Work request: Please retype the entries below word for word, passing over every picture.

(Data excerpts)
********

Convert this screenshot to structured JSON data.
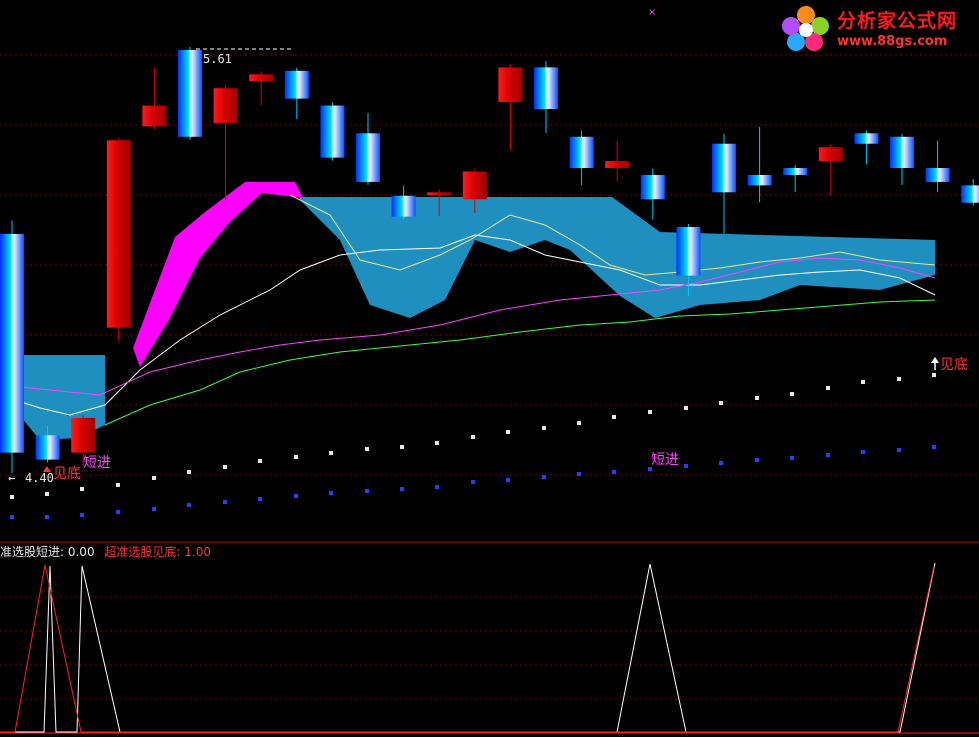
{
  "logo": {
    "name": "分析家公式网",
    "url": "www.88gs.com"
  },
  "colors": {
    "background": "#000000",
    "up_candle": "#e00000",
    "down_candle": "#00c8ff",
    "band_fill": "#1e8fbf",
    "magenta_fill": "#ff00ff",
    "ma_white": "#ffffff",
    "ma_yellow": "#e8e88a",
    "ma_magenta": "#ff40ff",
    "ma_green": "#3cff3c",
    "grid": "#800000",
    "dots_white": "#e8e8e8",
    "dots_blue": "#2a3cff",
    "sub_white": "#ffffff",
    "sub_red": "#ff2020"
  },
  "annotations": {
    "high_label": "5.61",
    "low_label": "4.40",
    "marker_duanjin_1": "短进",
    "marker_duanjin_2": "短进",
    "marker_jiandi_1": "见底",
    "marker_jiandi_2": "见底"
  },
  "sub_panel": {
    "legend_a": "准选股短进: 0.00",
    "legend_b": "超准选股见底: 1.00"
  },
  "chart_data": {
    "type": "candlestick",
    "candles": [
      {
        "o": 5.08,
        "h": 5.11,
        "l": 4.4,
        "c": 4.45
      },
      {
        "o": 4.5,
        "h": 4.52,
        "l": 4.47,
        "c": 4.43
      },
      {
        "o": 4.45,
        "h": 4.46,
        "l": 4.42,
        "c": 4.55
      },
      {
        "o": 4.81,
        "h": 5.2,
        "l": 4.78,
        "c": 5.35
      },
      {
        "o": 5.39,
        "h": 5.55,
        "l": 5.39,
        "c": 5.45
      },
      {
        "o": 5.61,
        "h": 5.61,
        "l": 5.38,
        "c": 5.36
      },
      {
        "o": 5.4,
        "h": 5.38,
        "l": 5.17,
        "c": 5.5
      },
      {
        "o": 5.52,
        "h": 5.54,
        "l": 5.46,
        "c": 5.54
      },
      {
        "o": 5.55,
        "h": 5.55,
        "l": 5.42,
        "c": 5.47
      },
      {
        "o": 5.45,
        "h": 5.39,
        "l": 5.33,
        "c": 5.3
      },
      {
        "o": 5.37,
        "h": 5.42,
        "l": 5.28,
        "c": 5.23
      },
      {
        "o": 5.19,
        "h": 5.21,
        "l": 5.13,
        "c": 5.13
      },
      {
        "o": 5.2,
        "h": 5.18,
        "l": 5.14,
        "c": 5.2
      },
      {
        "o": 5.18,
        "h": 5.2,
        "l": 5.15,
        "c": 5.26
      },
      {
        "o": 5.46,
        "h": 5.49,
        "l": 5.33,
        "c": 5.56
      },
      {
        "o": 5.56,
        "h": 5.57,
        "l": 5.38,
        "c": 5.44
      },
      {
        "o": 5.36,
        "h": 5.37,
        "l": 5.23,
        "c": 5.27
      },
      {
        "o": 5.27,
        "h": 5.34,
        "l": 5.24,
        "c": 5.29
      },
      {
        "o": 5.25,
        "h": 5.26,
        "l": 5.13,
        "c": 5.18
      },
      {
        "o": 5.1,
        "h": 5.03,
        "l": 4.91,
        "c": 4.96
      },
      {
        "o": 5.34,
        "h": 5.36,
        "l": 5.09,
        "c": 5.2
      },
      {
        "o": 5.25,
        "h": 5.38,
        "l": 5.18,
        "c": 5.22
      },
      {
        "o": 5.27,
        "h": 5.27,
        "l": 5.21,
        "c": 5.25
      },
      {
        "o": 5.29,
        "h": 5.27,
        "l": 5.2,
        "c": 5.33
      },
      {
        "o": 5.37,
        "h": 5.37,
        "l": 5.29,
        "c": 5.34
      },
      {
        "o": 5.36,
        "h": 5.34,
        "l": 5.23,
        "c": 5.27
      },
      {
        "o": 5.27,
        "h": 5.34,
        "l": 5.21,
        "c": 5.23
      },
      {
        "o": 5.22,
        "h": 5.23,
        "l": 5.19,
        "c": 5.17
      }
    ],
    "ylim": [
      4.3,
      5.7
    ]
  }
}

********

Response:
Convert this screenshot to structured JSON data.
{
  "logo": {
    "name": "分析家公式网",
    "url": "www.88gs.com"
  },
  "colors": {
    "background": "#000000",
    "up_candle": "#e00000",
    "down_candle": "#00c8ff",
    "band_fill": "#1e8fbf",
    "magenta_fill": "#ff00ff",
    "ma_white": "#ffffff",
    "ma_yellow": "#e8e88a",
    "ma_magenta": "#ff40ff",
    "ma_green": "#3cff3c",
    "grid": "#800000",
    "dots_white": "#e8e8e8",
    "dots_blue": "#2a3cff",
    "sub_white": "#ffffff",
    "sub_red": "#ff2020"
  },
  "annotations": {
    "high_label": "5.61",
    "low_label": "4.40",
    "marker_duanjin_1": "短进",
    "marker_duanjin_2": "短进",
    "marker_jiandi_1": "见底",
    "marker_jiandi_2": "见底"
  },
  "sub_panel": {
    "legend_a": "准选股短进: 0.00",
    "legend_b": "超准选股见底: 1.00"
  },
  "chart_data": {
    "type": "candlestick",
    "candles": [
      {
        "o": 5.08,
        "h": 5.11,
        "l": 4.4,
        "c": 4.45
      },
      {
        "o": 4.5,
        "h": 4.52,
        "l": 4.47,
        "c": 4.43
      },
      {
        "o": 4.45,
        "h": 4.46,
        "l": 4.42,
        "c": 4.55
      },
      {
        "o": 4.81,
        "h": 5.2,
        "l": 4.78,
        "c": 5.35
      },
      {
        "o": 5.39,
        "h": 5.55,
        "l": 5.39,
        "c": 5.45
      },
      {
        "o": 5.61,
        "h": 5.61,
        "l": 5.38,
        "c": 5.36
      },
      {
        "o": 5.4,
        "h": 5.38,
        "l": 5.17,
        "c": 5.5
      },
      {
        "o": 5.52,
        "h": 5.54,
        "l": 5.46,
        "c": 5.54
      },
      {
        "o": 5.55,
        "h": 5.55,
        "l": 5.42,
        "c": 5.47
      },
      {
        "o": 5.45,
        "h": 5.39,
        "l": 5.33,
        "c": 5.3
      },
      {
        "o": 5.37,
        "h": 5.42,
        "l": 5.28,
        "c": 5.23
      },
      {
        "o": 5.19,
        "h": 5.21,
        "l": 5.13,
        "c": 5.13
      },
      {
        "o": 5.2,
        "h": 5.18,
        "l": 5.14,
        "c": 5.2
      },
      {
        "o": 5.18,
        "h": 5.2,
        "l": 5.15,
        "c": 5.26
      },
      {
        "o": 5.46,
        "h": 5.49,
        "l": 5.33,
        "c": 5.56
      },
      {
        "o": 5.56,
        "h": 5.57,
        "l": 5.38,
        "c": 5.44
      },
      {
        "o": 5.36,
        "h": 5.37,
        "l": 5.23,
        "c": 5.27
      },
      {
        "o": 5.27,
        "h": 5.34,
        "l": 5.24,
        "c": 5.29
      },
      {
        "o": 5.25,
        "h": 5.26,
        "l": 5.13,
        "c": 5.18
      },
      {
        "o": 5.1,
        "h": 5.03,
        "l": 4.91,
        "c": 4.96
      },
      {
        "o": 5.34,
        "h": 5.36,
        "l": 5.09,
        "c": 5.2
      },
      {
        "o": 5.25,
        "h": 5.38,
        "l": 5.18,
        "c": 5.22
      },
      {
        "o": 5.27,
        "h": 5.27,
        "l": 5.21,
        "c": 5.25
      },
      {
        "o": 5.29,
        "h": 5.27,
        "l": 5.2,
        "c": 5.33
      },
      {
        "o": 5.37,
        "h": 5.37,
        "l": 5.29,
        "c": 5.34
      },
      {
        "o": 5.36,
        "h": 5.34,
        "l": 5.23,
        "c": 5.27
      },
      {
        "o": 5.27,
        "h": 5.34,
        "l": 5.21,
        "c": 5.23
      },
      {
        "o": 5.22,
        "h": 5.23,
        "l": 5.19,
        "c": 5.17
      }
    ],
    "ylim": [
      4.3,
      5.7
    ]
  }
}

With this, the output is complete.